● What is expected:
From the first line to the last, please write out the data exactly.

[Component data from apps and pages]
----

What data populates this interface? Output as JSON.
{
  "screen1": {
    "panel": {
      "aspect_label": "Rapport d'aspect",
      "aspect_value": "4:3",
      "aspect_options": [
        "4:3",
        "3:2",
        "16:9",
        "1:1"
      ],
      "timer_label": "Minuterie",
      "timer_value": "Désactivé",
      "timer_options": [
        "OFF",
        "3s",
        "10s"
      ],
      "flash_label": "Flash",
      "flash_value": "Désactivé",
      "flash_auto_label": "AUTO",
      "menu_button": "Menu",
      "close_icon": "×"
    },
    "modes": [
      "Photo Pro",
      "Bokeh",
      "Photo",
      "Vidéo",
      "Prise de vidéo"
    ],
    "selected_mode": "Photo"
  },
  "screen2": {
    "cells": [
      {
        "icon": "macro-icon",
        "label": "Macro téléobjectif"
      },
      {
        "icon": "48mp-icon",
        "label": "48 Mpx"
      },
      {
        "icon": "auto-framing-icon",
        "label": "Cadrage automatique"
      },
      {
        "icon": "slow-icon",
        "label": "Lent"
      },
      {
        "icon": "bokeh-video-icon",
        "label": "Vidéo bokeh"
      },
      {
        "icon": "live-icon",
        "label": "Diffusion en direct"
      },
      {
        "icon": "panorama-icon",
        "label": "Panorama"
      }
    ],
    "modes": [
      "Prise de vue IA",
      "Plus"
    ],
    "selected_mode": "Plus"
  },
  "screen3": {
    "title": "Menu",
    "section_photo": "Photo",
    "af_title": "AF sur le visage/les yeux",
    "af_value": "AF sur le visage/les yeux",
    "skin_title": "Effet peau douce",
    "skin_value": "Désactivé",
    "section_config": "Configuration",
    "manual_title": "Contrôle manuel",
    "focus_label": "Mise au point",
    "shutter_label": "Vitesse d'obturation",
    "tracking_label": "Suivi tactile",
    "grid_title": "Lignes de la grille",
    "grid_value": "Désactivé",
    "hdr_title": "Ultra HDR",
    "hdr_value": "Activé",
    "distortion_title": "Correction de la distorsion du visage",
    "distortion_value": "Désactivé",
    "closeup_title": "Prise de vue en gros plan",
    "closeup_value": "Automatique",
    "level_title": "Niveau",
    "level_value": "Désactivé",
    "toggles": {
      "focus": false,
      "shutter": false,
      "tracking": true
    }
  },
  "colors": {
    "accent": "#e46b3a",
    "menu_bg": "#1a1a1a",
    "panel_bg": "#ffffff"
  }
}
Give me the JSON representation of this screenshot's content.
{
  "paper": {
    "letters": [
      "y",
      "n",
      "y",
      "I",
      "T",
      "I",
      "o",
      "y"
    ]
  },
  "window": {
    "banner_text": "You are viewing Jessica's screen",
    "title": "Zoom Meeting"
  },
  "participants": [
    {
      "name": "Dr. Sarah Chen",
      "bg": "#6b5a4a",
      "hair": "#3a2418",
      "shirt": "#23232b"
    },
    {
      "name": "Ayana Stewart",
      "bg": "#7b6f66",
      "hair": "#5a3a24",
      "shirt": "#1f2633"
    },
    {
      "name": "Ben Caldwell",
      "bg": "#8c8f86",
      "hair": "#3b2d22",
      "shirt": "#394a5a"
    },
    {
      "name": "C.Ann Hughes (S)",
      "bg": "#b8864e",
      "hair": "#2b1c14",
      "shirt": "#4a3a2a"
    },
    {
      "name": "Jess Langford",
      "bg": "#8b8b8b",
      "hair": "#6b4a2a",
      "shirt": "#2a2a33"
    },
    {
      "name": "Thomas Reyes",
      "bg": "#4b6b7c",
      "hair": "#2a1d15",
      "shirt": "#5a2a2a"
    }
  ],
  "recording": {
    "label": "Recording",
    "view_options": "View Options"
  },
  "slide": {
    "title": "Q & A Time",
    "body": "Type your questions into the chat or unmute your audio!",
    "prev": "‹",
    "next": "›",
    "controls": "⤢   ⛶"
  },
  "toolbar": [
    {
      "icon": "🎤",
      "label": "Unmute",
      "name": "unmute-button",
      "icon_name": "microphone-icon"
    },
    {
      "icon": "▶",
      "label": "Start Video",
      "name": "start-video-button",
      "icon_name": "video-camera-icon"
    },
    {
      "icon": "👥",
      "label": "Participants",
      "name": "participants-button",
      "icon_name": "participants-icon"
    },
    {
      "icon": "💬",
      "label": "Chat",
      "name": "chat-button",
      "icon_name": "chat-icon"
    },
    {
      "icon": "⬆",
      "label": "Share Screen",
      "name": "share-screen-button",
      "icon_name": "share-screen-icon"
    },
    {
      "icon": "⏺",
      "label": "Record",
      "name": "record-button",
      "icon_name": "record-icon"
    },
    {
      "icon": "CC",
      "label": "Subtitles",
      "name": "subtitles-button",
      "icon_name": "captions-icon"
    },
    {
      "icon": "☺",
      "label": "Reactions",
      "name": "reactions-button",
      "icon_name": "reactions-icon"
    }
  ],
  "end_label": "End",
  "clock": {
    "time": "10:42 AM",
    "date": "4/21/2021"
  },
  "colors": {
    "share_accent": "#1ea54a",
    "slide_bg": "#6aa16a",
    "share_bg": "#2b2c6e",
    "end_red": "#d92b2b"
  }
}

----

● Task result:
What data populates this interface? Output as JSON.
{
  "screen1": {
    "panel": {
      "aspect_label": "Rapport d'aspect",
      "aspect_value": "4:3",
      "aspect_options": [
        "4:3",
        "3:2",
        "16:9",
        "1:1"
      ],
      "timer_label": "Minuterie",
      "timer_value": "Désactivé",
      "timer_options": [
        "OFF",
        "3s",
        "10s"
      ],
      "flash_label": "Flash",
      "flash_value": "Désactivé",
      "flash_auto_label": "AUTO",
      "menu_button": "Menu",
      "close_icon": "×"
    },
    "modes": [
      "Photo Pro",
      "Bokeh",
      "Photo",
      "Vidéo",
      "Prise de vidéo"
    ],
    "selected_mode": "Photo"
  },
  "screen2": {
    "cells": [
      {
        "icon": "macro-icon",
        "label": "Macro téléobjectif"
      },
      {
        "icon": "48mp-icon",
        "label": "48 Mpx"
      },
      {
        "icon": "auto-framing-icon",
        "label": "Cadrage automatique"
      },
      {
        "icon": "slow-icon",
        "label": "Lent"
      },
      {
        "icon": "bokeh-video-icon",
        "label": "Vidéo bokeh"
      },
      {
        "icon": "live-icon",
        "label": "Diffusion en direct"
      },
      {
        "icon": "panorama-icon",
        "label": "Panorama"
      }
    ],
    "modes": [
      "Prise de vue IA",
      "Plus"
    ],
    "selected_mode": "Plus"
  },
  "screen3": {
    "title": "Menu",
    "section_photo": "Photo",
    "af_title": "AF sur le visage/les yeux",
    "af_value": "AF sur le visage/les yeux",
    "skin_title": "Effet peau douce",
    "skin_value": "Désactivé",
    "section_config": "Configuration",
    "manual_title": "Contrôle manuel",
    "focus_label": "Mise au point",
    "shutter_label": "Vitesse d'obturation",
    "tracking_label": "Suivi tactile",
    "grid_title": "Lignes de la grille",
    "grid_value": "Désactivé",
    "hdr_title": "Ultra HDR",
    "hdr_value": "Activé",
    "distortion_title": "Correction de la distorsion du visage",
    "distortion_value": "Désactivé",
    "closeup_title": "Prise de vue en gros plan",
    "closeup_value": "Automatique",
    "level_title": "Niveau",
    "level_value": "Désactivé",
    "toggles": {
      "focus": false,
      "shutter": false,
      "tracking": true
    }
  },
  "colors": {
    "accent": "#e46b3a",
    "menu_bg": "#1a1a1a",
    "panel_bg": "#ffffff"
  }
}
Give me the JSON representation of this screenshot's content.
{
  "paper": {
    "letters": [
      "y",
      "n",
      "y",
      "I",
      "T",
      "I",
      "o",
      "y"
    ]
  },
  "window": {
    "banner_text": "You are viewing Jessica's screen",
    "title": "Zoom Meeting"
  },
  "participants": [
    {
      "name": "Dr. Sarah Chen",
      "bg": "#6b5a4a",
      "hair": "#3a2418",
      "shirt": "#23232b"
    },
    {
      "name": "Ayana Stewart",
      "bg": "#7b6f66",
      "hair": "#5a3a24",
      "shirt": "#1f2633"
    },
    {
      "name": "Ben Caldwell",
      "bg": "#8c8f86",
      "hair": "#3b2d22",
      "shirt": "#394a5a"
    },
    {
      "name": "C.Ann Hughes (S)",
      "bg": "#b8864e",
      "hair": "#2b1c14",
      "shirt": "#4a3a2a"
    },
    {
      "name": "Jess Langford",
      "bg": "#8b8b8b",
      "hair": "#6b4a2a",
      "shirt": "#2a2a33"
    },
    {
      "name": "Thomas Reyes",
      "bg": "#4b6b7c",
      "hair": "#2a1d15",
      "shirt": "#5a2a2a"
    }
  ],
  "recording": {
    "label": "Recording",
    "view_options": "View Options"
  },
  "slide": {
    "title": "Q & A Time",
    "body": "Type your questions into the chat or unmute your audio!",
    "prev": "‹",
    "next": "›",
    "controls": "⤢   ⛶"
  },
  "toolbar": [
    {
      "icon": "🎤",
      "label": "Unmute",
      "name": "unmute-button",
      "icon_name": "microphone-icon"
    },
    {
      "icon": "▶",
      "label": "Start Video",
      "name": "start-video-button",
      "icon_name": "video-camera-icon"
    },
    {
      "icon": "👥",
      "label": "Participants",
      "name": "participants-button",
      "icon_name": "participants-icon"
    },
    {
      "icon": "💬",
      "label": "Chat",
      "name": "chat-button",
      "icon_name": "chat-icon"
    },
    {
      "icon": "⬆",
      "label": "Share Screen",
      "name": "share-screen-button",
      "icon_name": "share-screen-icon"
    },
    {
      "icon": "⏺",
      "label": "Record",
      "name": "record-button",
      "icon_name": "record-icon"
    },
    {
      "icon": "CC",
      "label": "Subtitles",
      "name": "subtitles-button",
      "icon_name": "captions-icon"
    },
    {
      "icon": "☺",
      "label": "Reactions",
      "name": "reactions-button",
      "icon_name": "reactions-icon"
    }
  ],
  "end_label": "End",
  "clock": {
    "time": "10:42 AM",
    "date": "4/21/2021"
  },
  "colors": {
    "share_accent": "#1ea54a",
    "slide_bg": "#6aa16a",
    "share_bg": "#2b2c6e",
    "end_red": "#d92b2b"
  }
}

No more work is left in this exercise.